At times, convincing patients to care for their mouth can feel like a sales job. And patients often perceive our recommendations as an attempt to sell them treatment. But, the dentist who avoids feeling “salesy” by not making treatment recommendations is not doing you any favors. You should be in the driver’s seat. But you can’t make an informed decision unless you have accurate information. Imagine having a speedometer that only tells you how fast you want to be going instead of how fast you are actually going. Is that useful? Of course not.

A dentist who gives you a large treatment plan isn’t necessarily trying to rip you off. In fact, they may be the most honest dentist you have come across. Ethically, we have an obligation to share all relevant health information with you so that you can make an informed decision. Not all dentists are confident enough to do this, but that doesn’t make their treatment plans any better or more ethical. An ethical dentist is one who tells you the truth even when it’s not what you want to hear.
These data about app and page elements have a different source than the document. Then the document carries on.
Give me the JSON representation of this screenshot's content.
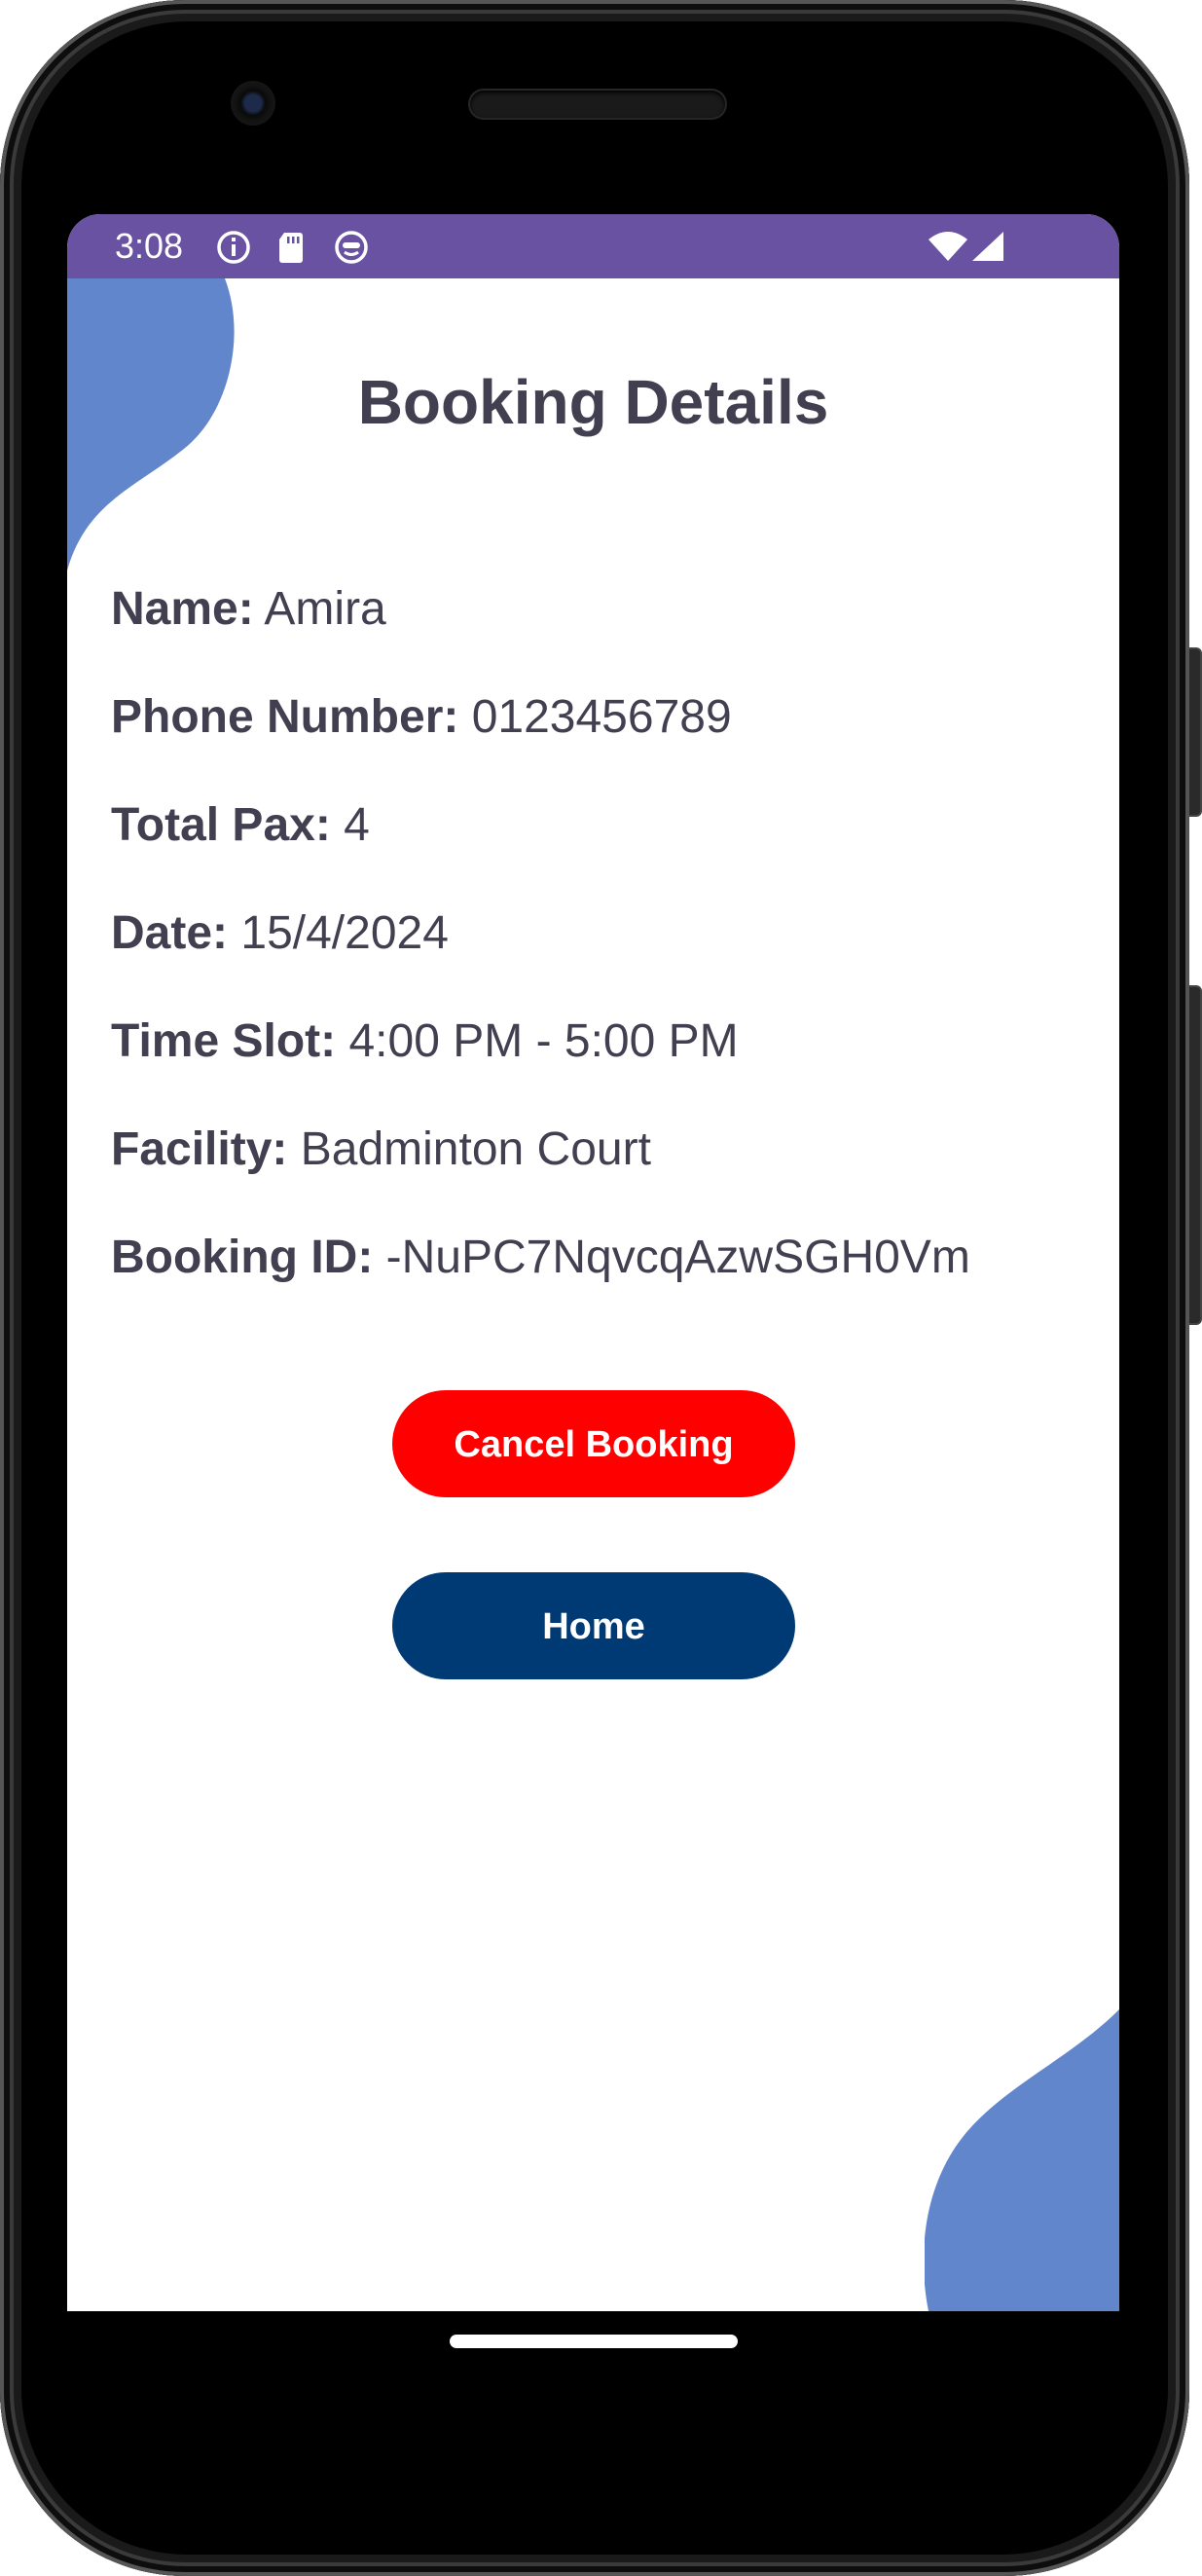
{
  "status_bar": {
    "time": "3:08",
    "color": "#6a52a3",
    "icons": [
      "info-icon",
      "sd-card-icon",
      "notification-app-icon",
      "wifi-icon",
      "cell-signal-icon"
    ]
  },
  "page": {
    "title": "Booking Details",
    "accent_blob_color": "#6286cc"
  },
  "details": [
    {
      "label": "Name:",
      "value": "Amira"
    },
    {
      "label": "Phone Number:",
      "value": "0123456789"
    },
    {
      "label": "Total Pax:",
      "value": "4"
    },
    {
      "label": "Date:",
      "value": "15/4/2024"
    },
    {
      "label": "Time Slot:",
      "value": "4:00 PM - 5:00 PM"
    },
    {
      "label": "Facility:",
      "value": "Badminton Court"
    },
    {
      "label": "Booking ID:",
      "value": "-NuPC7NqvcqAzwSGH0Vm"
    }
  ],
  "buttons": {
    "cancel_label": "Cancel Booking",
    "cancel_color": "#fe0000",
    "home_label": "Home",
    "home_color": "#003a74"
  }
}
Different Places

If you travel abroad for dental care, you are probably going to get a very different treatment plan than you would in the United States. But, even traveling from one state to another, or from one end of town to the other will probably yield different treatment plans. If you see a dentist in a very up-scale area, they are more likely to recommend cosmetic procedures. If you see a dentist in a low-income area, they are much less likely to recommend cosmetic procedures. The reality is, when a dentist offers fifty patients Invisalign and they all say no, eventually the dentist stops offering Invisalign. It’s simply the reality of providing dental care to different populations.
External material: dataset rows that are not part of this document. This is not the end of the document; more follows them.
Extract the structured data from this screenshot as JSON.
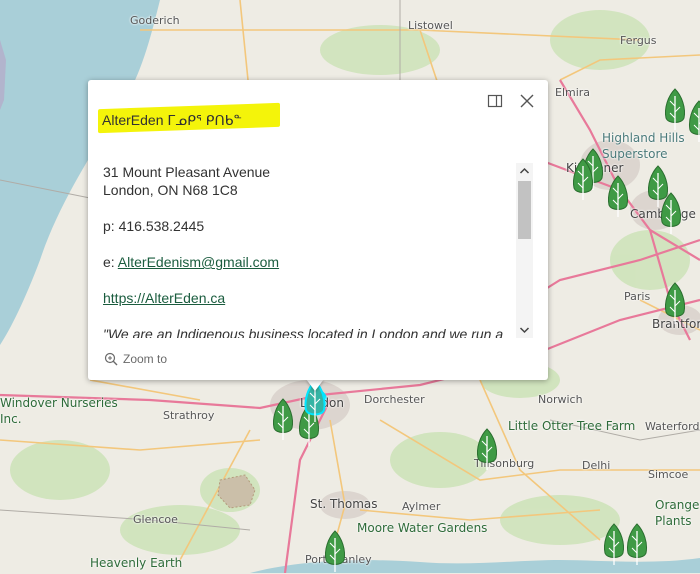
{
  "map": {
    "colors": {
      "land": "#eeece4",
      "water": "#a9cfd8",
      "road_major": "#e8799a",
      "road_minor": "#f3c77c",
      "forest": "#cde3b8",
      "town": "#dcd5cf"
    },
    "places": [
      {
        "id": "goderich",
        "label": "Goderich",
        "style": "normal"
      },
      {
        "id": "listowel",
        "label": "Listowel",
        "style": "normal"
      },
      {
        "id": "fergus",
        "label": "Fergus",
        "style": "normal"
      },
      {
        "id": "elmira",
        "label": "Elmira",
        "style": "normal"
      },
      {
        "id": "highland",
        "label": "Highland Hills",
        "style": "teal"
      },
      {
        "id": "superstore",
        "label": "Superstore",
        "style": "teal"
      },
      {
        "id": "kitchener",
        "label": "Kitchener",
        "style": "big"
      },
      {
        "id": "cambridge",
        "label": "Cambridge",
        "style": "big"
      },
      {
        "id": "paris",
        "label": "Paris",
        "style": "normal"
      },
      {
        "id": "brantford",
        "label": "Brantford",
        "style": "big"
      },
      {
        "id": "london",
        "label": "London",
        "style": "big"
      },
      {
        "id": "dorchester",
        "label": "Dorchester",
        "style": "normal"
      },
      {
        "id": "norwich",
        "label": "Norwich",
        "style": "normal"
      },
      {
        "id": "windover",
        "label": "Windover Nurseries",
        "style": "green"
      },
      {
        "id": "inc",
        "label": "Inc.",
        "style": "green"
      },
      {
        "id": "strathroy",
        "label": "Strathroy",
        "style": "normal"
      },
      {
        "id": "littleotter",
        "label": "Little Otter Tree Farm",
        "style": "green"
      },
      {
        "id": "waterford",
        "label": "Waterford",
        "style": "normal"
      },
      {
        "id": "tillsonburg",
        "label": "Tillsonburg",
        "style": "normal"
      },
      {
        "id": "delhi",
        "label": "Delhi",
        "style": "normal"
      },
      {
        "id": "simcoe",
        "label": "Simcoe",
        "style": "normal"
      },
      {
        "id": "glencoe",
        "label": "Glencoe",
        "style": "normal"
      },
      {
        "id": "stthomas",
        "label": "St. Thomas",
        "style": "big"
      },
      {
        "id": "aylmer",
        "label": "Aylmer",
        "style": "normal"
      },
      {
        "id": "moore",
        "label": "Moore Water Gardens",
        "style": "green"
      },
      {
        "id": "orange",
        "label": "Orange",
        "style": "green"
      },
      {
        "id": "plants",
        "label": "Plants",
        "style": "green"
      },
      {
        "id": "heavenly",
        "label": "Heavenly Earth",
        "style": "green"
      },
      {
        "id": "portstanley",
        "label": "Port Stanley",
        "style": "normal"
      }
    ]
  },
  "popup": {
    "title": "AlterEden ᒥᓄᑭᕐ ᑭᑎᑲᓐ",
    "address_line1": "31 Mount Pleasant Avenue",
    "address_line2": "London, ON N68 1C8",
    "phone": "p: 416.538.2445",
    "email_prefix": "e: ",
    "email": "AlterEdenism@gmail.com",
    "website": "https://AlterEden.ca",
    "description": "\"We are an Indigenous business located in London and we run a",
    "zoom_label": "Zoom to"
  }
}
If you live in a very bougie neighborhood but you don’t want the bougie treatment plan, then maybe you should consider looking elsewhere. The reverse is true also. If you live in a rural area, or a poor part of town, but you are willing to spend money on your teeth, you may be best served by seeing a doctor in the more upscale part of town. Try to see the world through the eyes of the dentist you want treating you. No one knows you better than you do, now ask yourself what kind of dentist do you want treating your teeth? Where is that dentist most likely to practice?

If you see a dentist in a poor neighborhood who tells you nothing is wrong, but a dentist at a cosmetic practice suggests crowns and veneers, you just experienced two dentists who are used to treating two very different populations. Neither dentist is wrong. Both dentists have grown accustomed to treating the patients that frequent their practice. You probably wouldn’t hold it against a barber for not knowing how to a french braid.

Leave a Comment

Your email address will not be published. Required fields are marked *